- Folate (75 µg; 19% of RDA): Present in the leaves and stems of lemongrass and is involved in cell division and DNA synthesis
- Vitamin C (2.6 mg; 4% of RDA): An antioxidant that repairs tissue and prevents scurvy
- Vitamin A (trace amounts): Aids in immune system maintenance, vision, and growth and development
- Magnesium (60 mg; 19% RDA): An important mineral for bone structure, protein synthesis, glycolysis (energy production), and muscle and nerve functions
- Selenium (trace amounts): An antioxidant that supports the immune system, cognitive function, and fertility
- Phosphorus (101 mg; 14% RDA): An essential mineral that aids in building bones, nucleic acids, and cell membranes
- Iron (8.17 mg; 45% RDA): A mineral that is part of hemoglobin, the protein that carries oxygen from the lungs to the tissues
- Zinc (2.23 mg; 27% RDA): An essential mineral involved in cellular metabolism that plays a role in protein synthesis, wound healing, DNA synthesis, and normal growth and development
- B vitamins (trace amounts): Vitamins that are essential for energy metabolism, blood cell production, and maintenance of the health of body tissues
9 Health Benefits of Lemongrass
Lemongrass contains quercetin, a flavonoid known for having antioxidant and anti-inflammatory benefits.
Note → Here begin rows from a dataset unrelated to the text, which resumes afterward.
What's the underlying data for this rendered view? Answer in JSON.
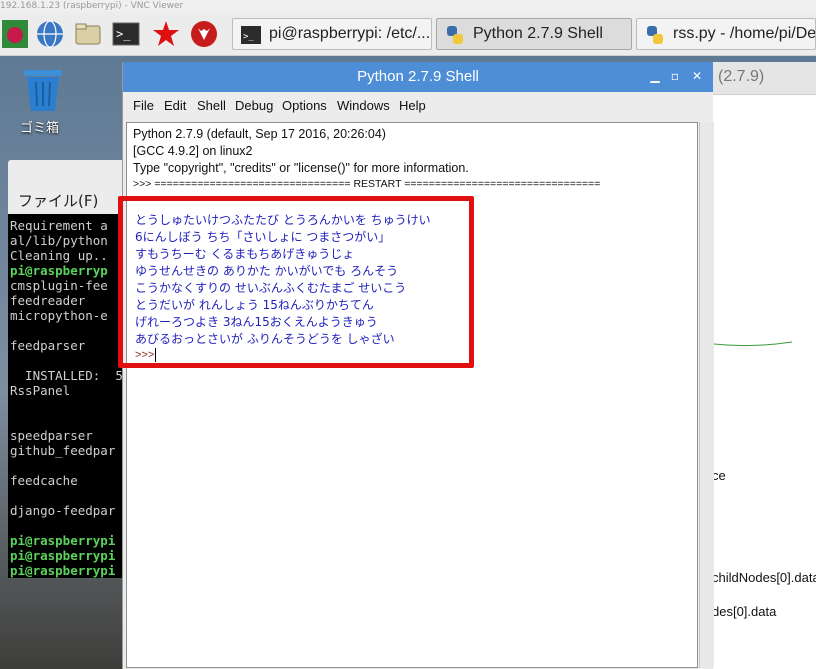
{
  "vnc_title": "192.168.1.23 (raspberrypi) - VNC Viewer",
  "taskbar": {
    "launchers": [
      "raspberry-menu-icon",
      "browser-globe-icon",
      "file-manager-icon",
      "terminal-icon",
      "wolfram-icon",
      "mathematica-wolf-icon"
    ],
    "tasks": [
      {
        "label": "pi@raspberrypi: /etc/...",
        "icon": "terminal-icon",
        "active": false
      },
      {
        "label": "Python 2.7.9 Shell",
        "icon": "python-icon",
        "active": true
      },
      {
        "label": "rss.py - /home/pi/De",
        "icon": "python-icon",
        "active": false
      }
    ]
  },
  "desktop": {
    "trash_label": "ゴミ箱",
    "file_manager_menu": "ファイル(F)"
  },
  "terminal": {
    "lines": [
      {
        "text": "Requirement a",
        "prompt": false
      },
      {
        "text": "al/lib/python",
        "prompt": false
      },
      {
        "text": "Cleaning up..",
        "prompt": false
      },
      {
        "text": "pi@raspberryp",
        "prompt": true
      },
      {
        "text": "cmsplugin-fee",
        "prompt": false
      },
      {
        "text": "feedreader",
        "prompt": false
      },
      {
        "text": "micropython-e",
        "prompt": false
      },
      {
        "text": "",
        "prompt": false
      },
      {
        "text": "feedparser",
        "prompt": false
      },
      {
        "text": "",
        "prompt": false
      },
      {
        "text": "  INSTALLED:  5",
        "prompt": false
      },
      {
        "text": "RssPanel",
        "prompt": false
      },
      {
        "text": "",
        "prompt": false
      },
      {
        "text": "",
        "prompt": false
      },
      {
        "text": "speedparser",
        "prompt": false
      },
      {
        "text": "github_feedpar",
        "prompt": false
      },
      {
        "text": "",
        "prompt": false
      },
      {
        "text": "feedcache",
        "prompt": false
      },
      {
        "text": "",
        "prompt": false
      },
      {
        "text": "django-feedpar",
        "prompt": false
      },
      {
        "text": "",
        "prompt": false
      },
      {
        "text": "pi@raspberrypi",
        "prompt": true
      },
      {
        "text": "pi@raspberrypi",
        "prompt": true
      },
      {
        "text": "pi@raspberrypi",
        "prompt": true
      }
    ]
  },
  "right_window": {
    "title_fragment": "(2.7.9)",
    "text_1": "ce",
    "text_2": "childNodes[0].data",
    "text_3": "des[0].data"
  },
  "idle": {
    "title": "Python 2.7.9 Shell",
    "controls": {
      "minimize": "▁",
      "maximize": "▫",
      "close": "✕"
    },
    "menu": [
      "File",
      "Edit",
      "Shell",
      "Debug",
      "Options",
      "Windows",
      "Help"
    ],
    "banner": [
      "Python 2.7.9 (default, Sep 17 2016, 20:26:04)",
      "[GCC 4.9.2] on linux2",
      "Type \"copyright\", \"credits\" or \"license()\" for more information.",
      ">>> ================================ RESTART ================================"
    ],
    "output": [
      "とうしゅたいけつふたたび とうろんかいを ちゅうけい",
      "6にんしぼう ちち「さいしょに つまさつがい」",
      "すもうちーむ くるまもちあげきゅうじょ",
      "ゆうせんせきの ありかた かいがいでも ろんそう",
      "こうかなくすりの せいぶんふくむたまご せいこう",
      "とうだいが れんしょう 15ねんぶりかちてん",
      "げれーろつよき 3ねん15おくえんようきゅう",
      "あびるおっとさいが ふりんそうどうを しゃざい"
    ],
    "prompt": ">>>"
  }
}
Quercetin reduces inflammation, which inhibits cancer cell growth and prevents heart disease.
Helps Lower Cholesterol
Research published in 2011 in Food and Chemical Toxicology journal revealed that the essential oils in lemongrass possess anti-hyperlipidemic and anti-hypercholesterolemic properties that support healthy cholesterol levels.
One animal study has also shown that lemongrass may assist in sustaining healthy levels of triglycerides and reducing LDL or bad cholesterol. This may help in preventing the accumulation of lipids in the blood vessels and promoting an unobstructed flow of blood in the arteries, thereby preventing various cardiac disorders such as atherosclerosis.
Lemongrass essential oil has shown antifungal and anti-inflammatory effects when applied topically. Researchers tested the topical application of lemongrass oil on fungal infections and inflammatory skin conditions in mice. Although it showed promise as an effective treatment for skin conditions, more research needs to be conducted.
- May Promote Mental Health
Lemongrass is known to have a positive impact on the functioning of the brain, thereby relieving stress and anxiety and improving your mood, confidence, and self-esteem. It can help relax your mind and induce better sleep to help you overcome insomnia
Preventing Respiratory Disorders
Lemongrass is widely used in Ayurvedic medicine for its healing effects in treating cough and cold.The content of vitamin C in lemongrass can help heal congestion in the nose, flu and other respiratory disorders such as bronchial asthma.
Supports Skin Treatment
A study indicated that lemongrass (Cymbopogon flexuosus) essential oil has anti-inflammatory effects on human skin cells and is a good therapeutic agent for the treatment of inflammatory skin conditions.
Lemongrass is a febrifuge and is also known as the ‘fever grass’ due to its beneficial effects in lowering fever. The antipyretic and diaphoretic effect is extensively used in Ayurvedic medicine for curing fever by inducing sweating.
- E. Coli Infection
E. coli bacterial infections can cause food poisoning if you eat contaminated foods. It can also cause urinary tract infections and pneumonia. One study found that lemongrass extract effectively reduces the toxicity of E. coli cultures and can help treat bacterial infections in the digestive tract.
Lemongrass is used in making deodorants because it has cleansing and antibacterial properties that help combat bad body odor and prevent fungal infections.
Lemongrass contains citrus which has been proven effective in preventing obesity. Lemongrass can prevent fat accumulation in the abdomen and increase the energy stored in the body. This will also help metabolism and increase the oxidation of fatty acids in the body.
Side Effects of Lemongrass
Although considered safe, but lemon grass can also cause allergic reactions in some people. Therefore it is highly recommended to consult a doctor before using products or preparations from lemongrass, especially for pregnant women, women who are breastfeeding, and someone who is undergoing medical treatment.